Assignment:
Scan the entries below. List each line with "Free".

====== Data for this exercise

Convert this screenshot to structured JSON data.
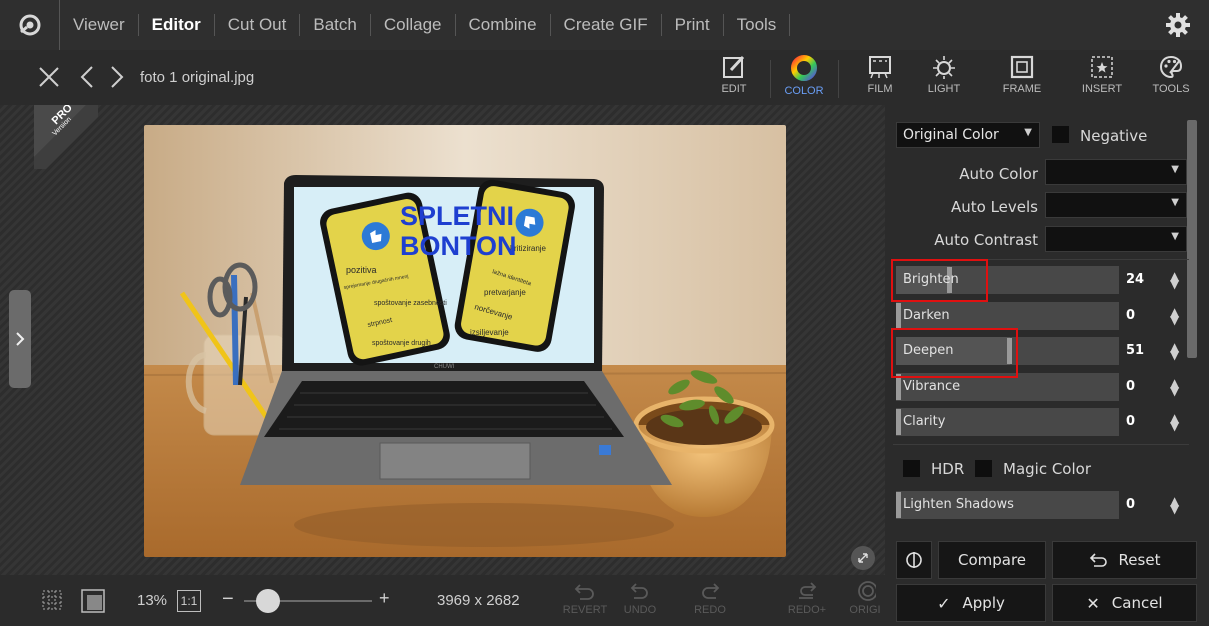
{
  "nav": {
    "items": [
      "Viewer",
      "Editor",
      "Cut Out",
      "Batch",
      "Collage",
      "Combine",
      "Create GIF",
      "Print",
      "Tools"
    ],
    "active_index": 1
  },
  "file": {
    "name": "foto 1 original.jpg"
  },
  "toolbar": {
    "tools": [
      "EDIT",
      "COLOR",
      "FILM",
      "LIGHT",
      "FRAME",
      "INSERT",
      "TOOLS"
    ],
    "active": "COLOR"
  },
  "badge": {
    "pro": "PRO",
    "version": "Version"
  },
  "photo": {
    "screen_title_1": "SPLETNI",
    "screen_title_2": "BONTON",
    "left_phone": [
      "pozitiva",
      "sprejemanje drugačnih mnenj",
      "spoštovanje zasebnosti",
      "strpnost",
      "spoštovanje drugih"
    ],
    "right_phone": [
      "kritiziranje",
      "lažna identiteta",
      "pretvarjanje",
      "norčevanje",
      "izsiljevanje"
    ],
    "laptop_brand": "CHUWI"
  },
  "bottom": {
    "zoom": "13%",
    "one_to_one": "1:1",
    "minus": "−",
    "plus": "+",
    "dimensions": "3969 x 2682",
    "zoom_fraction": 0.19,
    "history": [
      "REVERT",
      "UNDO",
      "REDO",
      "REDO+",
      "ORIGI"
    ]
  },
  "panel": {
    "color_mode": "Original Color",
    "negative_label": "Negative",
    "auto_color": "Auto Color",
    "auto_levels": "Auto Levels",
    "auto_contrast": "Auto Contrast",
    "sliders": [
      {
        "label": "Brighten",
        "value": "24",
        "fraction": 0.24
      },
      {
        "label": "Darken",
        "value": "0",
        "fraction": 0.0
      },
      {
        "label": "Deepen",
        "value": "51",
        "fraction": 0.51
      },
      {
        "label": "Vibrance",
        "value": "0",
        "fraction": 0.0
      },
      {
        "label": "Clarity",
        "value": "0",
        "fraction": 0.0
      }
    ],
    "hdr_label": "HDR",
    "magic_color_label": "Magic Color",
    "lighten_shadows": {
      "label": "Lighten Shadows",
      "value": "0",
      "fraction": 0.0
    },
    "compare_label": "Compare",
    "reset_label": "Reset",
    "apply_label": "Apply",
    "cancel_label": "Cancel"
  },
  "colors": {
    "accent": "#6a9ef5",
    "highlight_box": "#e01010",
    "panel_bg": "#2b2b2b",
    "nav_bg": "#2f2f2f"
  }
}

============
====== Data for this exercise

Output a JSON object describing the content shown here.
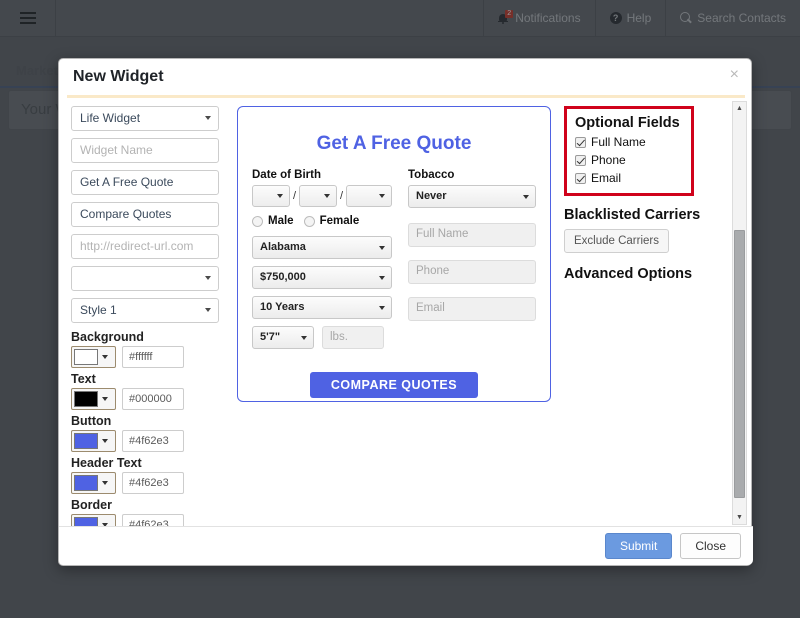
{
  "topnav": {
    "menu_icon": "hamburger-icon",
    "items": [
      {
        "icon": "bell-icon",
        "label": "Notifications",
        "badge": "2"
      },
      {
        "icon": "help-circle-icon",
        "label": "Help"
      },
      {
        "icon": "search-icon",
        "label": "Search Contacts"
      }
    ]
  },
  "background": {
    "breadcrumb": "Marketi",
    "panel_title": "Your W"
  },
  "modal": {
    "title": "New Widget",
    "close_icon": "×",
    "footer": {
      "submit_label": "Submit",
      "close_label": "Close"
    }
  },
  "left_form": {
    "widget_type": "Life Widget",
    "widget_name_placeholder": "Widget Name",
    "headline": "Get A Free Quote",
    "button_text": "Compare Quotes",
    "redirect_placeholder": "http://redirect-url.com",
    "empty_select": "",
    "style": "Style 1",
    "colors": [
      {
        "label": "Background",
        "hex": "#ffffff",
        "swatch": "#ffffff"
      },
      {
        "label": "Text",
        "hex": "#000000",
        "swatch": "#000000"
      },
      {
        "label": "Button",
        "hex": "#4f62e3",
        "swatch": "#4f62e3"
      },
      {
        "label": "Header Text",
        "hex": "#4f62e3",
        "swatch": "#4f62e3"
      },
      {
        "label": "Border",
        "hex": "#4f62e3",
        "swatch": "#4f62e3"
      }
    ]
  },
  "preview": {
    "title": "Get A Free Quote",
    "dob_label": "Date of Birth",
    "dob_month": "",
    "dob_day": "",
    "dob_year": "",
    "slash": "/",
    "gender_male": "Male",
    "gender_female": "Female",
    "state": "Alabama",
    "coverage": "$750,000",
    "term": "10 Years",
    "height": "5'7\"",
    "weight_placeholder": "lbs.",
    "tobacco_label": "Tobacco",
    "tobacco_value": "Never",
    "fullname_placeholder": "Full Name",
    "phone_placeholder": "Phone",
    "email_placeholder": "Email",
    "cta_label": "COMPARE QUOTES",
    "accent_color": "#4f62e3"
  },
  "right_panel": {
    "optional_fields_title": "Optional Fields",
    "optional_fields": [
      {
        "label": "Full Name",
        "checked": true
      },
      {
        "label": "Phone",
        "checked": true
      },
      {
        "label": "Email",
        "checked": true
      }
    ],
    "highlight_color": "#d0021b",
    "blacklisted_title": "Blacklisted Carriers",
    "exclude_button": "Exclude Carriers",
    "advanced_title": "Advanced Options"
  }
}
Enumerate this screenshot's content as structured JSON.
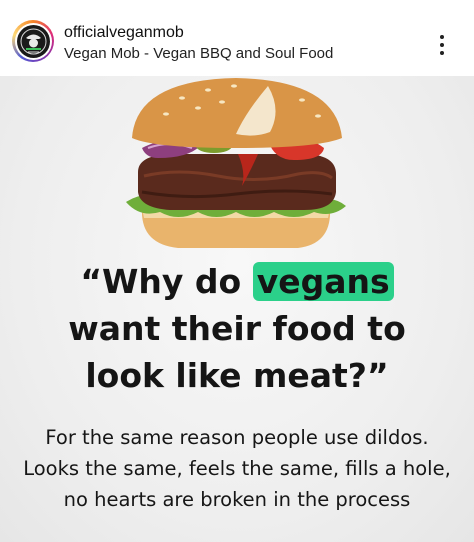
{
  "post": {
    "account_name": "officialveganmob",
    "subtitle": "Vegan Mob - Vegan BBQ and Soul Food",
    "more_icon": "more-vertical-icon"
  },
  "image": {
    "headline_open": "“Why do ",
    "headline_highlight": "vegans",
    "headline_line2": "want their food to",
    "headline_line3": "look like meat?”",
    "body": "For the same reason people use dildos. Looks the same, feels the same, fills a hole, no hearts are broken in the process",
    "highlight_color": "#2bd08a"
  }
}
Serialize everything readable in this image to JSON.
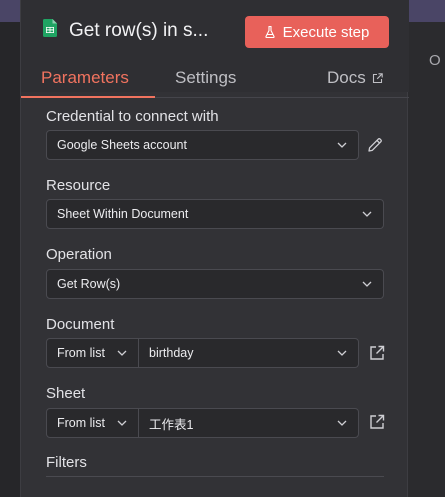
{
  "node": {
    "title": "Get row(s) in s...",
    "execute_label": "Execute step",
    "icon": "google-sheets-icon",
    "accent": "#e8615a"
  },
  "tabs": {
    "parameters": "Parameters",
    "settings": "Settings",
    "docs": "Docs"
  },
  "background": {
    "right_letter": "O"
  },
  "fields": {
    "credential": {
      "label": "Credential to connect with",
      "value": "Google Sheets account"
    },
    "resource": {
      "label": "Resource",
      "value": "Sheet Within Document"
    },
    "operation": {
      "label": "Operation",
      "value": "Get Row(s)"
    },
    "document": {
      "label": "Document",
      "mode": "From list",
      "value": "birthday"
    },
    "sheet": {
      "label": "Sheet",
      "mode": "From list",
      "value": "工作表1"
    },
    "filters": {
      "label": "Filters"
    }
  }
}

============
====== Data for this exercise

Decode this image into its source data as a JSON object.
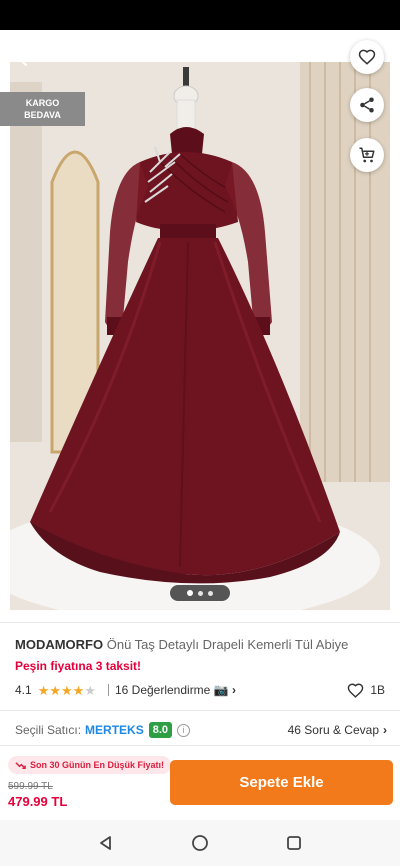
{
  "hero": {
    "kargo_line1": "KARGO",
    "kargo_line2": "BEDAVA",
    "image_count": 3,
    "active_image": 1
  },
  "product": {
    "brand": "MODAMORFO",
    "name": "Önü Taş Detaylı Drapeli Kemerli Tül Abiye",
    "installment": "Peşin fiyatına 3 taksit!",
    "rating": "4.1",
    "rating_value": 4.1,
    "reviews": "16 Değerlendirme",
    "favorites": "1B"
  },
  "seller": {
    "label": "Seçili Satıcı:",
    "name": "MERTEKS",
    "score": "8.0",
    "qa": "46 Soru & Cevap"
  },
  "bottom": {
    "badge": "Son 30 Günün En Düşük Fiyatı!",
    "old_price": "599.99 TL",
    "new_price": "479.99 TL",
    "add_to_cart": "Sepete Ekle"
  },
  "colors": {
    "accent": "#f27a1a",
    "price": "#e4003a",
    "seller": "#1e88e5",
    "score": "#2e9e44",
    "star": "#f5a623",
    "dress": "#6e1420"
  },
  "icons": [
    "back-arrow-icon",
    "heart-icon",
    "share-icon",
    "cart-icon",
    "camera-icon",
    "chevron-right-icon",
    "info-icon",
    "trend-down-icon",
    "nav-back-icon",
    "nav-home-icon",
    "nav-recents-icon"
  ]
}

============

Exercise solution:
    "headline": "Get A Free Quote",
    "title": "Get A Free Quote",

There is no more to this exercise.